Boston-based search marketing company WordStream has published an analysis of what they believe to be 612 of the best AdWords ads in order to try to determine what it is that makes a text ad successful.
Researchers used data from the top 15% of ads graded between 1 August 2016 and 30 April 2017 using WordStream’s AdWords Performance Grader tool.
Some interesting findings:
- Words appearing most often in high-performing, non-branded text ads:
- Calls to action appearing most often in the best non-branded text ads:
- Positive vs. negative sentiment (based on Vader sentiment analysis tool - link below)
- 45% positive
- 53% neutral
- 2% negative
- Word diversity (think keyword stuffing): Best ads tended to repeat just one word one time.
The Words and Calls to Action they found appearing most often shouldn't come as a surprise to anyone who's familiar with classic analyses of direct-response advertising like those by Victor Shwab (How to Write a Good Advertisement, 1962) or John Caples (How to Make Your Advertising Make Money, 1983). You/your, now, free have always worked. But surprised not to see "how to" in the most-frequent words list.
And although the folks at WordStream are skeptical about the ineffectiveness of negative ads - noting that "Causing a prospect to experience sadness or fear or a sardonic giggle with your ad copy is better than going unnoticed" - that's consistent with my recent experience. Today positive ads test better than negative almost every time.

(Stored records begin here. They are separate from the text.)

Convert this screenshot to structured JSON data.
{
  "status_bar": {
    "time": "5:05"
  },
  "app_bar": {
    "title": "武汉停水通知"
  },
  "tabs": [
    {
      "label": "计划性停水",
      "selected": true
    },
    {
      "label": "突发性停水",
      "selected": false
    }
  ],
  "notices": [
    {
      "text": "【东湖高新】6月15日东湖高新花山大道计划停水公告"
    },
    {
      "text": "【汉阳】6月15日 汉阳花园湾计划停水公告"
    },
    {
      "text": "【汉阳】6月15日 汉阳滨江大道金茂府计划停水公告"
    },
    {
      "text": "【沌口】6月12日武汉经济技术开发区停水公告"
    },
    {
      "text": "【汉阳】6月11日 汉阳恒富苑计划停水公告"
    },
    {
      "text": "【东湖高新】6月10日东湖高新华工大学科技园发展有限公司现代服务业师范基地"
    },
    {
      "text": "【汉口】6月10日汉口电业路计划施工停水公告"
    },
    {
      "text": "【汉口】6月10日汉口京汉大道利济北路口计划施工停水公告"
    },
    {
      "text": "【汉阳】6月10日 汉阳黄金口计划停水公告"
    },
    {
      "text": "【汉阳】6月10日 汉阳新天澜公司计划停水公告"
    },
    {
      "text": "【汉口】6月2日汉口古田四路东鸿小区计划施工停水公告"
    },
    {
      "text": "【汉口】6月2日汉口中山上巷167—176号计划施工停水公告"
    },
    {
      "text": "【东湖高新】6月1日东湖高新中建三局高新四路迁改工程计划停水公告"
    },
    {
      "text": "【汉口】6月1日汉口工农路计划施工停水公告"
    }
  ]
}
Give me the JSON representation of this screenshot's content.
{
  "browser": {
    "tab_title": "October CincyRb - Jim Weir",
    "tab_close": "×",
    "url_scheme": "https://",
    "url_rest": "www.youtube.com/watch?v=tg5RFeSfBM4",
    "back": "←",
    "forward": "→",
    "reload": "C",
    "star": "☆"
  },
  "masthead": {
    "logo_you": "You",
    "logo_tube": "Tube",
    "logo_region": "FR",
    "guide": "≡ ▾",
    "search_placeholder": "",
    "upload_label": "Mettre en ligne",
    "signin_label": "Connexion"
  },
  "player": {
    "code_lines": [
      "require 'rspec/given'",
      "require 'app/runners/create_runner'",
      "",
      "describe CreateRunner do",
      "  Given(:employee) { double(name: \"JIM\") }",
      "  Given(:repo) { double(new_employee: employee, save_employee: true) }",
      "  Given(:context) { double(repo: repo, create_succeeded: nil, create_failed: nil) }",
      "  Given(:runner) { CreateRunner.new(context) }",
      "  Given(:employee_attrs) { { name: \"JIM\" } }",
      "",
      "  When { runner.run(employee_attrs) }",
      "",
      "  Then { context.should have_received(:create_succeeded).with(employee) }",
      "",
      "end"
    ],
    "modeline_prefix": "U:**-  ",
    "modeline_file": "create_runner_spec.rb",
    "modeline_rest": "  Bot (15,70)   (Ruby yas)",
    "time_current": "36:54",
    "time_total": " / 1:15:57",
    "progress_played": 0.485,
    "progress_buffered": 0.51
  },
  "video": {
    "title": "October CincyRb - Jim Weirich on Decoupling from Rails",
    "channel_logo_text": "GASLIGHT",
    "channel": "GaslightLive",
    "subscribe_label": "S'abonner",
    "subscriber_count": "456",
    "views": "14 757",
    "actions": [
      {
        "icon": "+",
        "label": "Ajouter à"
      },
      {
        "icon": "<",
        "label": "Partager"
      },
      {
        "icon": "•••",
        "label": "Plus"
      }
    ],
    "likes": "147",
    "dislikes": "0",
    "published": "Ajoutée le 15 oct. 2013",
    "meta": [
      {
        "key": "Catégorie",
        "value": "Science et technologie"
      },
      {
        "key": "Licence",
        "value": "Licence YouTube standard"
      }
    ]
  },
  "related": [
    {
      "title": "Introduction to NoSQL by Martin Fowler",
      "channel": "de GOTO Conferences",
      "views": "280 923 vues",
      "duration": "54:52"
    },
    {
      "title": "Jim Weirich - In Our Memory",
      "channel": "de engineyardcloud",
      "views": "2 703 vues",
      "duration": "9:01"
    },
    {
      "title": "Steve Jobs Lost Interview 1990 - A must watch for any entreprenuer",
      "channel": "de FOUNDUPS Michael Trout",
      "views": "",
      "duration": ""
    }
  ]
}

I think that perhaps since 2001 Americans don't want to be subjected to threatening ads.
Good to see an update on what makes a good ad, especially when based on so many recent digital data.